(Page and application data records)
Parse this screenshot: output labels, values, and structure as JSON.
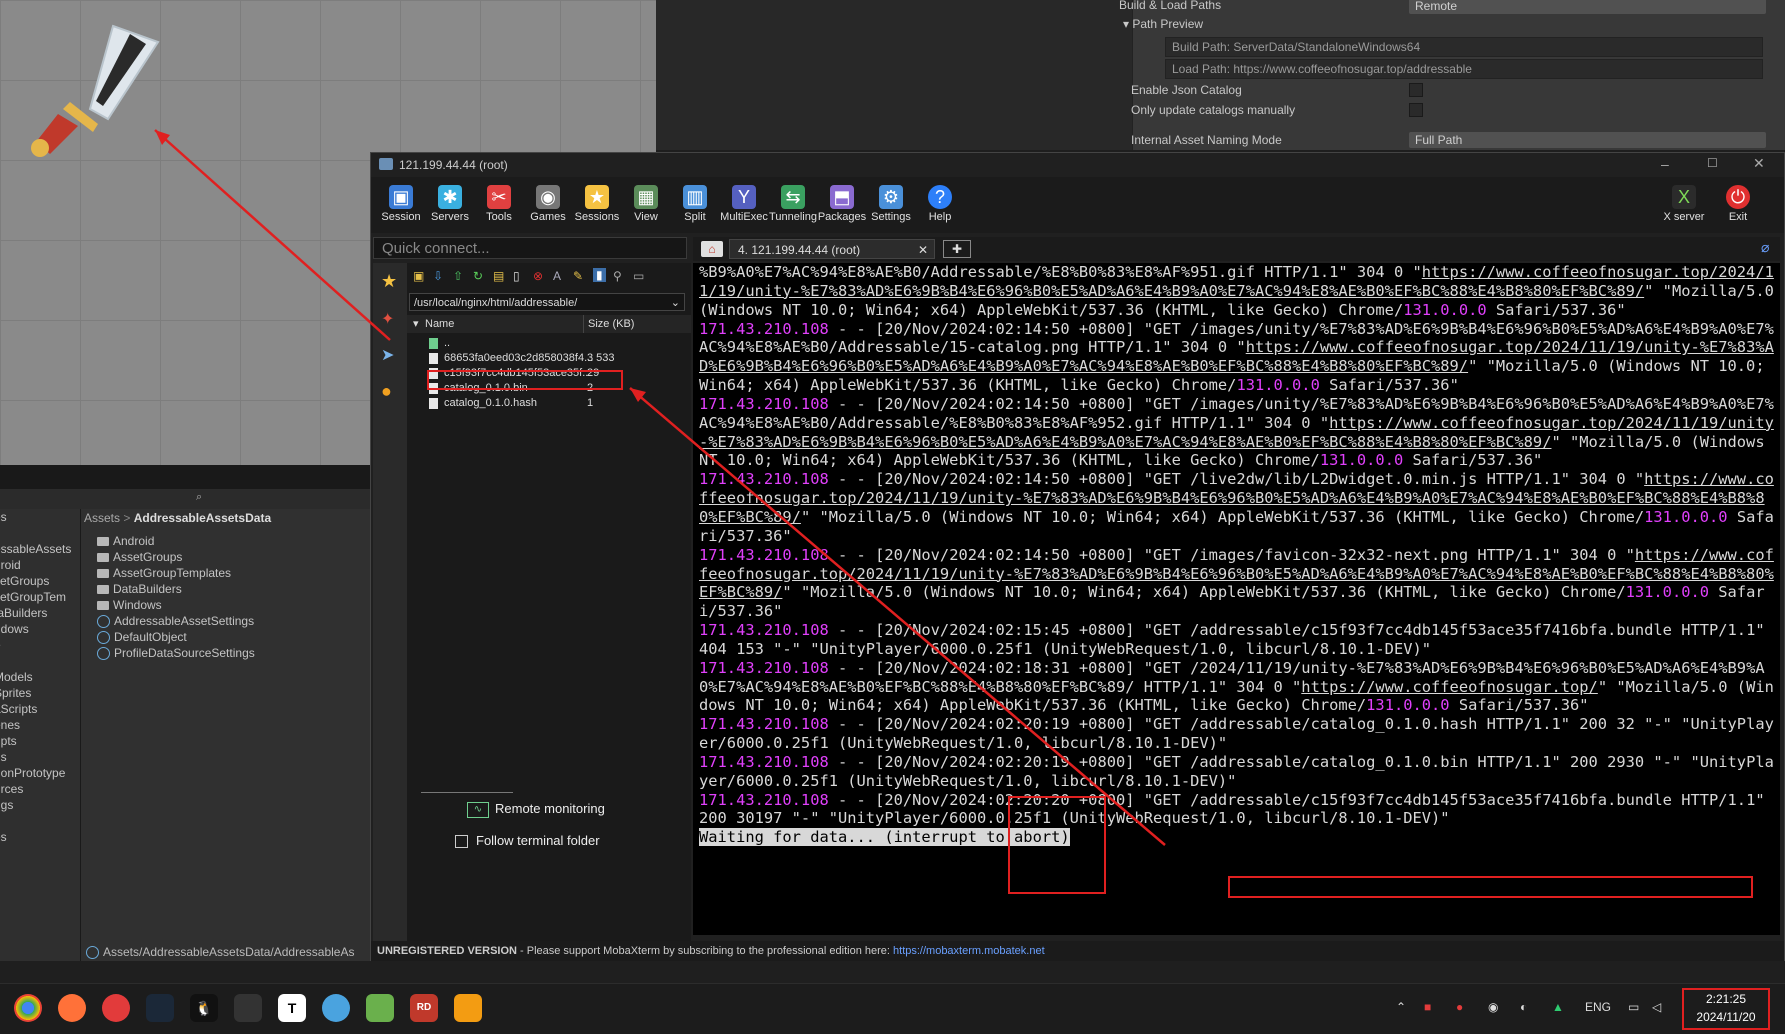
{
  "inspector": {
    "row_build_load": "Build & Load Paths",
    "row_build_load_value": "Remote",
    "path_preview": "Path Preview",
    "build_path": "Build Path: ServerData/StandaloneWindows64",
    "load_path": "Load Path: https://www.coffeeofnosugar.top/addressable",
    "enable_json": "Enable Json Catalog",
    "only_update": "Only update catalogs manually",
    "naming_mode": "Internal Asset Naming Mode",
    "naming_mode_value": "Full Path"
  },
  "project": {
    "breadcrumb_root": "Assets",
    "breadcrumb_sep": ">",
    "breadcrumb_leaf": "AddressableAssetsData",
    "left_items": [
      "es",
      "",
      "essableAssets",
      "droid",
      "setGroups",
      "setGroupTem",
      "taBuilders",
      "ndows",
      "e",
      "t",
      "Models",
      "Sprites",
      "aScripts",
      "enes",
      "ripts",
      "ns",
      "gonPrototype",
      "urces",
      "ngs",
      "",
      "es"
    ],
    "items": [
      {
        "label": "Android",
        "kind": "folder"
      },
      {
        "label": "AssetGroups",
        "kind": "folder"
      },
      {
        "label": "AssetGroupTemplates",
        "kind": "folder"
      },
      {
        "label": "DataBuilders",
        "kind": "folder"
      },
      {
        "label": "Windows",
        "kind": "folder"
      },
      {
        "label": "AddressableAssetSettings",
        "kind": "asset"
      },
      {
        "label": "DefaultObject",
        "kind": "asset"
      },
      {
        "label": "ProfileDataSourceSettings",
        "kind": "asset"
      }
    ],
    "footer_path": "Assets/AddressableAssetsData/AddressableAs"
  },
  "moba": {
    "title": "121.199.44.44 (root)",
    "toolbar": [
      "Session",
      "Servers",
      "Tools",
      "Games",
      "Sessions",
      "View",
      "Split",
      "MultiExec",
      "Tunneling",
      "Packages",
      "Settings",
      "Help"
    ],
    "toolbar_right": [
      "X server",
      "Exit"
    ],
    "quick_connect": "Quick connect...",
    "tab_label": "4. 121.199.44.44 (root)",
    "sftp_path": "/usr/local/nginx/html/addressable/",
    "col_name": "Name",
    "col_size": "Size (KB)",
    "files": [
      {
        "name": "..",
        "size": ""
      },
      {
        "name": "68653fa0eed03c2d858038f4...",
        "size": "3 533"
      },
      {
        "name": "c15f93f7cc4db145f53ace35f...",
        "size": "29"
      },
      {
        "name": "catalog_0.1.0.bin",
        "size": "2"
      },
      {
        "name": "catalog_0.1.0.hash",
        "size": "1"
      }
    ],
    "remote_monitoring": "Remote monitoring",
    "follow_folder": "Follow terminal folder",
    "status_unregistered": "UNREGISTERED VERSION",
    "status_text": " -  Please support MobaXterm by subscribing to the professional edition here: ",
    "status_link": "https://mobaxterm.mobatek.net"
  },
  "terminal": {
    "wait_line": "Waiting for data... (interrupt to abort)"
  },
  "taskbar": {
    "lang": "ENG",
    "time": "2:21:25",
    "date": "2024/11/20"
  }
}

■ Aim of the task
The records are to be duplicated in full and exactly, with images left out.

■ Solution
Parse this screenshot: output labels, values, and structure as JSON.
{
  "inspector": {
    "row_build_load": "Build & Load Paths",
    "row_build_load_value": "Remote",
    "path_preview": "Path Preview",
    "build_path": "Build Path: ServerData/StandaloneWindows64",
    "load_path": "Load Path: https://www.coffeeofnosugar.top/addressable",
    "enable_json": "Enable Json Catalog",
    "only_update": "Only update catalogs manually",
    "naming_mode": "Internal Asset Naming Mode",
    "naming_mode_value": "Full Path"
  },
  "project": {
    "breadcrumb_root": "Assets",
    "breadcrumb_sep": ">",
    "breadcrumb_leaf": "AddressableAssetsData",
    "left_items": [
      "es",
      "",
      "essableAssets",
      "droid",
      "setGroups",
      "setGroupTem",
      "taBuilders",
      "ndows",
      "e",
      "t",
      "Models",
      "Sprites",
      "aScripts",
      "enes",
      "ripts",
      "ns",
      "gonPrototype",
      "urces",
      "ngs",
      "",
      "es"
    ],
    "items": [
      {
        "label": "Android",
        "kind": "folder"
      },
      {
        "label": "AssetGroups",
        "kind": "folder"
      },
      {
        "label": "AssetGroupTemplates",
        "kind": "folder"
      },
      {
        "label": "DataBuilders",
        "kind": "folder"
      },
      {
        "label": "Windows",
        "kind": "folder"
      },
      {
        "label": "AddressableAssetSettings",
        "kind": "asset"
      },
      {
        "label": "DefaultObject",
        "kind": "asset"
      },
      {
        "label": "ProfileDataSourceSettings",
        "kind": "asset"
      }
    ],
    "footer_path": "Assets/AddressableAssetsData/AddressableAs"
  },
  "moba": {
    "title": "121.199.44.44 (root)",
    "toolbar": [
      "Session",
      "Servers",
      "Tools",
      "Games",
      "Sessions",
      "View",
      "Split",
      "MultiExec",
      "Tunneling",
      "Packages",
      "Settings",
      "Help"
    ],
    "toolbar_right": [
      "X server",
      "Exit"
    ],
    "quick_connect": "Quick connect...",
    "tab_label": "4. 121.199.44.44 (root)",
    "sftp_path": "/usr/local/nginx/html/addressable/",
    "col_name": "Name",
    "col_size": "Size (KB)",
    "files": [
      {
        "name": "..",
        "size": ""
      },
      {
        "name": "68653fa0eed03c2d858038f4...",
        "size": "3 533"
      },
      {
        "name": "c15f93f7cc4db145f53ace35f...",
        "size": "29"
      },
      {
        "name": "catalog_0.1.0.bin",
        "size": "2"
      },
      {
        "name": "catalog_0.1.0.hash",
        "size": "1"
      }
    ],
    "remote_monitoring": "Remote monitoring",
    "follow_folder": "Follow terminal folder",
    "status_unregistered": "UNREGISTERED VERSION",
    "status_text": " -  Please support MobaXterm by subscribing to the professional edition here: ",
    "status_link": "https://mobaxterm.mobatek.net"
  },
  "terminal": {
    "wait_line": "Waiting for data... (interrupt to abort)"
  },
  "taskbar": {
    "lang": "ENG",
    "time": "2:21:25",
    "date": "2024/11/20"
  }
}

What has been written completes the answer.